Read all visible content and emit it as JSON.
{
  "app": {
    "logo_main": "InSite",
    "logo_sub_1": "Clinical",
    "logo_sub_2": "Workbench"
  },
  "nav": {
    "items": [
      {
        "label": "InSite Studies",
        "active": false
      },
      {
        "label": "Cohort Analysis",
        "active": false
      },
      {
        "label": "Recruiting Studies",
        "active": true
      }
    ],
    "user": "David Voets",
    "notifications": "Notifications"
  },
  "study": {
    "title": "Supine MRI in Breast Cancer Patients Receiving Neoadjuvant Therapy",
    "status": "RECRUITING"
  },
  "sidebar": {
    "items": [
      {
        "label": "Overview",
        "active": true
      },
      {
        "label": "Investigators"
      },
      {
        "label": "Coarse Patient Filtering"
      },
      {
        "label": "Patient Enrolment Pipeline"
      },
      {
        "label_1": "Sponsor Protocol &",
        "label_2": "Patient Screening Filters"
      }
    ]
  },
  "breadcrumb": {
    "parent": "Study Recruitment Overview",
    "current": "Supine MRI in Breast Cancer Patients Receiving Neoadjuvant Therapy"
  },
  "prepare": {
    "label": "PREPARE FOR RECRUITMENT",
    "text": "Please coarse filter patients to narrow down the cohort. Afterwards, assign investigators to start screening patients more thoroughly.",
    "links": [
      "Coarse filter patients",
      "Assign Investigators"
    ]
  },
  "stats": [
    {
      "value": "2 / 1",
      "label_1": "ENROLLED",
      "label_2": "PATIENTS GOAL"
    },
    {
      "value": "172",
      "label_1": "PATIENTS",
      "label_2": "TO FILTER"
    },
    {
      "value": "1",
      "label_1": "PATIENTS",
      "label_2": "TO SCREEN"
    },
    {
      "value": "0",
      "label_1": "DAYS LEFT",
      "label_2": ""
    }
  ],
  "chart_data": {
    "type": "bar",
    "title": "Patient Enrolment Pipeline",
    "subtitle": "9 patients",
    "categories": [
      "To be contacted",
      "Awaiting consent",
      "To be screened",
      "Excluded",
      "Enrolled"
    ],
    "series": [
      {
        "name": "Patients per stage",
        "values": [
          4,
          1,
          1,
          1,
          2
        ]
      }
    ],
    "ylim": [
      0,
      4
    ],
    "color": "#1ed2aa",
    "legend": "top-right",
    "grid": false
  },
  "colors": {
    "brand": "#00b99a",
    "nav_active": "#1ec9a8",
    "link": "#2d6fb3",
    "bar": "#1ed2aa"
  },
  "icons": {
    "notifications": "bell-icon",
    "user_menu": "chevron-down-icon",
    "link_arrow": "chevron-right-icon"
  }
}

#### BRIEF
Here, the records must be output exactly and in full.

#### TASK OUTPUT
Read all visible content and emit it as JSON.
{
  "app": {
    "logo_main": "InSite",
    "logo_sub_1": "Clinical",
    "logo_sub_2": "Workbench"
  },
  "nav": {
    "items": [
      {
        "label": "InSite Studies",
        "active": false
      },
      {
        "label": "Cohort Analysis",
        "active": false
      },
      {
        "label": "Recruiting Studies",
        "active": true
      }
    ],
    "user": "David Voets",
    "notifications": "Notifications"
  },
  "study": {
    "title": "Supine MRI in Breast Cancer Patients Receiving Neoadjuvant Therapy",
    "status": "RECRUITING"
  },
  "sidebar": {
    "items": [
      {
        "label": "Overview",
        "active": true
      },
      {
        "label": "Investigators"
      },
      {
        "label": "Coarse Patient Filtering"
      },
      {
        "label": "Patient Enrolment Pipeline"
      },
      {
        "label_1": "Sponsor Protocol &",
        "label_2": "Patient Screening Filters"
      }
    ]
  },
  "breadcrumb": {
    "parent": "Study Recruitment Overview",
    "current": "Supine MRI in Breast Cancer Patients Receiving Neoadjuvant Therapy"
  },
  "prepare": {
    "label": "PREPARE FOR RECRUITMENT",
    "text": "Please coarse filter patients to narrow down the cohort. Afterwards, assign investigators to start screening patients more thoroughly.",
    "links": [
      "Coarse filter patients",
      "Assign Investigators"
    ]
  },
  "stats": [
    {
      "value": "2 / 1",
      "label_1": "ENROLLED",
      "label_2": "PATIENTS GOAL"
    },
    {
      "value": "172",
      "label_1": "PATIENTS",
      "label_2": "TO FILTER"
    },
    {
      "value": "1",
      "label_1": "PATIENTS",
      "label_2": "TO SCREEN"
    },
    {
      "value": "0",
      "label_1": "DAYS LEFT",
      "label_2": ""
    }
  ],
  "chart_data": {
    "type": "bar",
    "title": "Patient Enrolment Pipeline",
    "subtitle": "9 patients",
    "categories": [
      "To be contacted",
      "Awaiting consent",
      "To be screened",
      "Excluded",
      "Enrolled"
    ],
    "series": [
      {
        "name": "Patients per stage",
        "values": [
          4,
          1,
          1,
          1,
          2
        ]
      }
    ],
    "ylim": [
      0,
      4
    ],
    "color": "#1ed2aa",
    "legend": "top-right",
    "grid": false
  },
  "colors": {
    "brand": "#00b99a",
    "nav_active": "#1ec9a8",
    "link": "#2d6fb3",
    "bar": "#1ed2aa"
  },
  "icons": {
    "notifications": "bell-icon",
    "user_menu": "chevron-down-icon",
    "link_arrow": "chevron-right-icon"
  }
}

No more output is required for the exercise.